Today’s much-anticipated speech from Bashar al-Assad, the Syrian president, failed to lift the country’s emergency laws (which have been in effect since 1963) nor did he offer any concrete political reforms or concessions.
Instead, Assad blamed unidentified “conspirators” for inciting the unrest in Syria and suggested some are working in league with Israel to destroy the country from within.
Also, during the one-hour speech Assad also criticized social networking websites and pan-Arabic satellite television news channels.
Assad insisted he supports reform but made no statement that he would ease the one-party rule in the country.
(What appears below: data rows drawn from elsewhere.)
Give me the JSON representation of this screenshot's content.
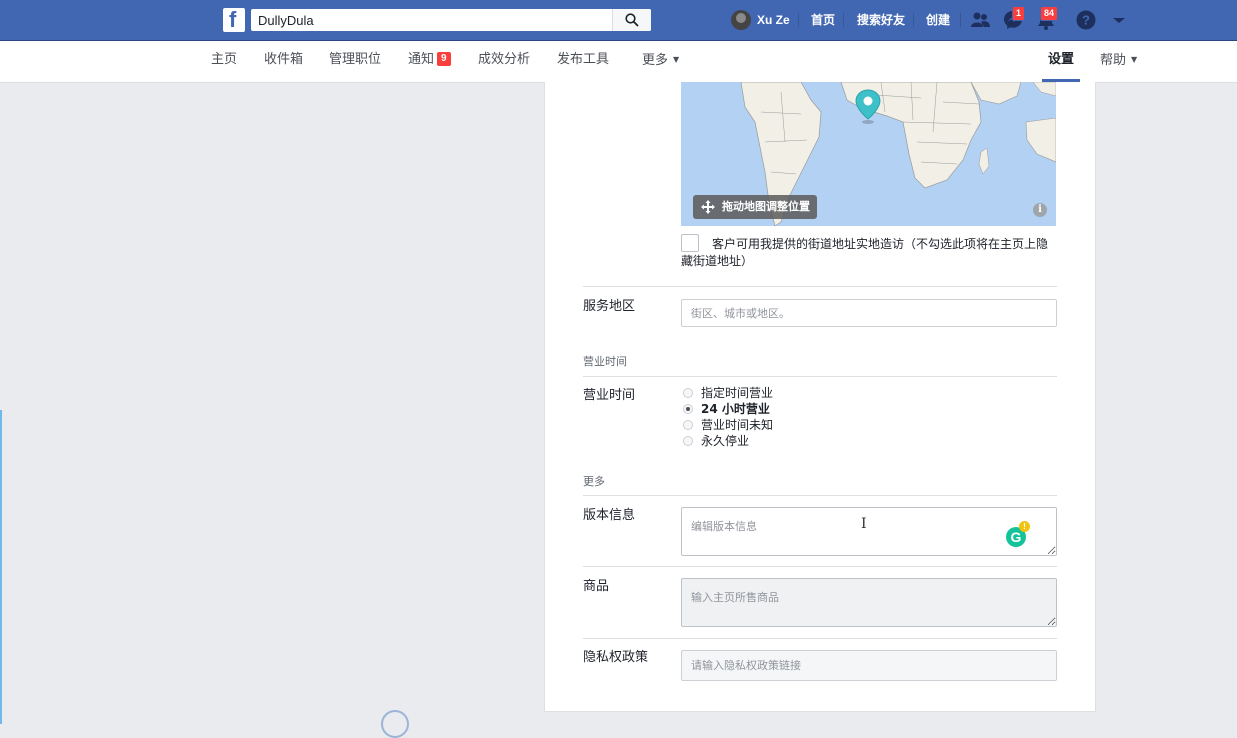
{
  "topbar": {
    "logo": "f",
    "search_value": "DullyDula",
    "user_name": "Xu Ze",
    "links": {
      "home": "首页",
      "find_friends": "搜索好友",
      "create": "创建"
    },
    "messages_badge": "1",
    "notifications_badge": "84",
    "colors": {
      "brand": "#4267b2",
      "badge": "#fa3e3e"
    }
  },
  "subnav": {
    "items": [
      {
        "label": "主页"
      },
      {
        "label": "收件箱"
      },
      {
        "label": "管理职位"
      },
      {
        "label": "通知",
        "badge": "9"
      },
      {
        "label": "成效分析"
      },
      {
        "label": "发布工具"
      },
      {
        "label": "更多",
        "caret": "▼"
      }
    ],
    "settings": "设置",
    "help": "帮助",
    "help_caret": "▼"
  },
  "map": {
    "drag_hint": "拖动地图调整位置",
    "info": "i"
  },
  "form": {
    "visit_checkbox_label": "客户可用我提供的街道地址实地造访（不勾选此项将在主页上隐藏街道地址）",
    "service_area": {
      "label": "服务地区",
      "placeholder": "街区、城市或地区。"
    },
    "hours_section": "营业时间",
    "hours": {
      "label": "营业时间",
      "options": [
        {
          "label": "指定时间营业",
          "checked": false
        },
        {
          "label": "24 小时营业",
          "checked": true
        },
        {
          "label": "营业时间未知",
          "checked": false
        },
        {
          "label": "永久停业",
          "checked": false
        }
      ]
    },
    "more_section": "更多",
    "impressum": {
      "label": "版本信息",
      "placeholder": "编辑版本信息"
    },
    "products": {
      "label": "商品",
      "placeholder": "输入主页所售商品"
    },
    "privacy": {
      "label": "隐私权政策",
      "placeholder": "请输入隐私权政策链接"
    }
  },
  "grammarly": {
    "letter": "G",
    "alert": "!"
  }
}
The emergency law and political party’s law have been under study for a year. There are more, unannounced reforms ... but giving a timeframe is a logistic matter, he said.
Syria, one of the most repressive states in the Arab world, has been jolted by an unprecedented wave of protests for the past four weeks which have resulted in the death of dozens of people and arrest of hundreds of others.
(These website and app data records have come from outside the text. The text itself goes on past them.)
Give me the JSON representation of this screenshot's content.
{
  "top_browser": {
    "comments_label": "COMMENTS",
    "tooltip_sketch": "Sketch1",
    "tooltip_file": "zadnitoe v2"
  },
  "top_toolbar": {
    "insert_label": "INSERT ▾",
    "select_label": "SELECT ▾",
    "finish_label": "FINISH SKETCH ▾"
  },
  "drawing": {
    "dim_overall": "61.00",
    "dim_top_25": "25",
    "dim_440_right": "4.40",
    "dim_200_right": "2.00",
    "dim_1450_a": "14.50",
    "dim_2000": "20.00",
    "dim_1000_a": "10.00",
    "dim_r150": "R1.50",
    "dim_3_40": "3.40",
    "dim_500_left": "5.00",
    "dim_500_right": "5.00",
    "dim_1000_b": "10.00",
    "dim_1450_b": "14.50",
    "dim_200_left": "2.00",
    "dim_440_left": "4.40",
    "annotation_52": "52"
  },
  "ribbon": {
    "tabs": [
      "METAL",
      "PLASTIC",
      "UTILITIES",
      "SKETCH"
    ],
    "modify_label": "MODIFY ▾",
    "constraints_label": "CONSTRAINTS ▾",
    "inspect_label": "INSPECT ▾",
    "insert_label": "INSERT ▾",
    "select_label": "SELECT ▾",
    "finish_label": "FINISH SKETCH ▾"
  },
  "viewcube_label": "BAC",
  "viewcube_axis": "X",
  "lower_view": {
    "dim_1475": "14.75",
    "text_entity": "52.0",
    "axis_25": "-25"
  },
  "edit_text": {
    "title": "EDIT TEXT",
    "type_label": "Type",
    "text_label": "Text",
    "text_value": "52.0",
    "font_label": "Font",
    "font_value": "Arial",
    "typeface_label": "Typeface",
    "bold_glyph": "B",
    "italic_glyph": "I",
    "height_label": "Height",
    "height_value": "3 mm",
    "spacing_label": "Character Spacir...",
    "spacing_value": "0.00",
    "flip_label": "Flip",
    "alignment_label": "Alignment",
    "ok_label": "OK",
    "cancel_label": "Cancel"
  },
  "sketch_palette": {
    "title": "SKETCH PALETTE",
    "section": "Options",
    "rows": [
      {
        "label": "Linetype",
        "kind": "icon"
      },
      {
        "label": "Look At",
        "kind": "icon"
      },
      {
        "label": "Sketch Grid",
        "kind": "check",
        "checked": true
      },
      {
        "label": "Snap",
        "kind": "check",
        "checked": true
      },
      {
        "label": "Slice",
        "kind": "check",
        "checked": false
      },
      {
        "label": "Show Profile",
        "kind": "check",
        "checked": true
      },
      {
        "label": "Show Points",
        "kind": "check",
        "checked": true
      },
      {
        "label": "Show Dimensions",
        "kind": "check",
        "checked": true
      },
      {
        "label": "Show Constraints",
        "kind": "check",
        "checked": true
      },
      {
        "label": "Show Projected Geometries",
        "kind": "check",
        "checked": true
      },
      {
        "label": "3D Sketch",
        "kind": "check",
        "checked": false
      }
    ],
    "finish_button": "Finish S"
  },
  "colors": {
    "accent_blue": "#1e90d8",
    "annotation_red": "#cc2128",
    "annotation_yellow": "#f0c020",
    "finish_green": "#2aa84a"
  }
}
Assad’s speech was a great disappointment to activists after all the hope and buildup of the past few days, particularly after news of the cabinet’s resignation.
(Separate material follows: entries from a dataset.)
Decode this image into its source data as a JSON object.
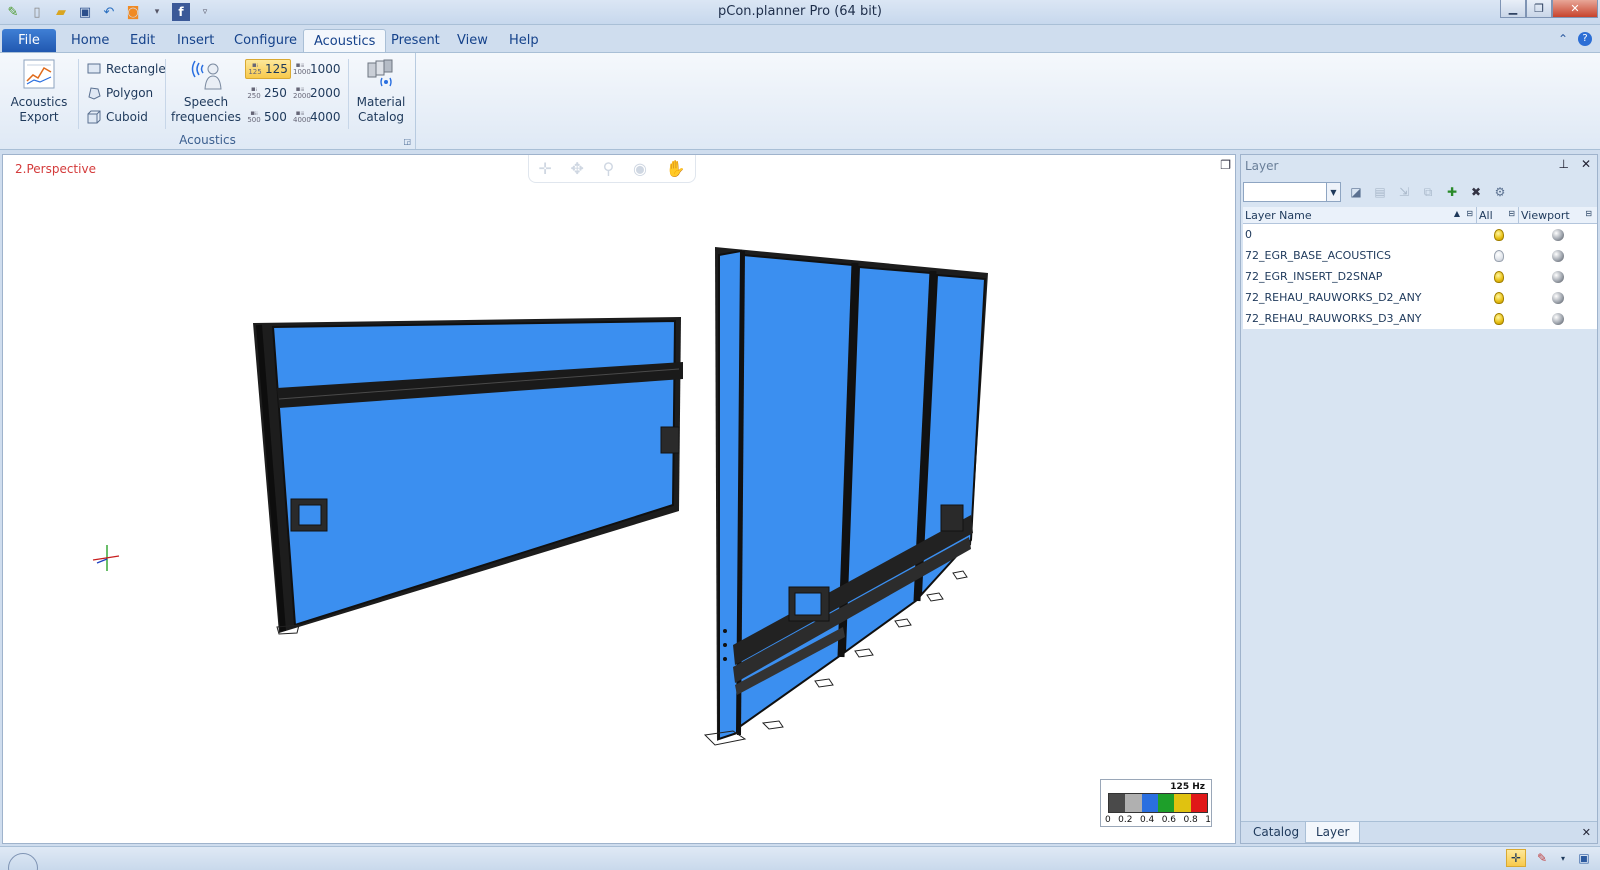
{
  "window": {
    "title": "pCon.planner Pro (64 bit)"
  },
  "quick_access": {
    "icons": [
      "app-logo-icon",
      "new-file-icon",
      "open-folder-icon",
      "save-icon",
      "undo-icon",
      "rss-icon",
      "facebook-icon",
      "customize-qat-icon"
    ]
  },
  "tabs": [
    {
      "label": "File",
      "state": "file"
    },
    {
      "label": "Home",
      "state": "normal"
    },
    {
      "label": "Edit",
      "state": "normal"
    },
    {
      "label": "Insert",
      "state": "normal"
    },
    {
      "label": "Configure",
      "state": "normal"
    },
    {
      "label": "Acoustics",
      "state": "active"
    },
    {
      "label": "Present",
      "state": "normal"
    },
    {
      "label": "View",
      "state": "normal"
    },
    {
      "label": "Help",
      "state": "normal"
    }
  ],
  "ribbon": {
    "acoustics_export": {
      "line1": "Acoustics",
      "line2": "Export"
    },
    "shapes": {
      "rectangle": "Rectangle",
      "polygon": "Polygon",
      "cuboid": "Cuboid"
    },
    "speech": {
      "line1": "Speech",
      "line2": "frequencies"
    },
    "frequencies": {
      "f125": "125",
      "f250": "250",
      "f500": "500",
      "f1000": "1000",
      "f2000": "2000",
      "f4000": "4000",
      "selected": "125"
    },
    "material_catalog": {
      "line1": "Material",
      "line2": "Catalog"
    },
    "group_label": "Acoustics"
  },
  "viewport": {
    "label": "2.Perspective",
    "legend": {
      "frequency": "125 Hz",
      "ticks": [
        "0",
        "0.2",
        "0.4",
        "0.6",
        "0.8",
        "1"
      ],
      "colors": [
        "#4a4a4a",
        "#b0b0b0",
        "#2a6fe0",
        "#1e9f2a",
        "#e0c210",
        "#e01818"
      ]
    },
    "panel_fill_color": "#3b8ff0"
  },
  "layer_panel": {
    "title": "Layer",
    "columns": {
      "name": "Layer Name",
      "all": "All",
      "viewport": "Viewport"
    },
    "rows": [
      {
        "name": "0",
        "all": "on",
        "viewport": "visible"
      },
      {
        "name": "72_EGR_BASE_ACOUSTICS",
        "all": "off",
        "viewport": "visible"
      },
      {
        "name": "72_EGR_INSERT_D2SNAP",
        "all": "on",
        "viewport": "visible"
      },
      {
        "name": "72_REHAU_RAUWORKS_D2_ANY",
        "all": "on",
        "viewport": "visible"
      },
      {
        "name": "72_REHAU_RAUWORKS_D3_ANY",
        "all": "on",
        "viewport": "visible"
      }
    ],
    "bottom_tabs": {
      "catalog": "Catalog",
      "layer": "Layer"
    }
  }
}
“We have returned to the point zero,” said Razan Zeitouneh, a human rights lawyer in Damascus, according to Christian Science Monitor.
Another Syrian activist said: “It would have been better if he had said nothing than to raise everyone’s hopes beforehand only to crush them again.:
Anne-Marie Slaughter, a professor of politics and international affairs at Princeton University, tweeted “Short version Bashar speech: reforms maybe. Foreign conspiracies definitely. Satellite channels are bad.”
There were also reports that after Assad’s speech, gunfire broke out in the city of Latakia, where 12 people were killed last week during protests.
Palash has worked as a business journalist for 21 years in New York.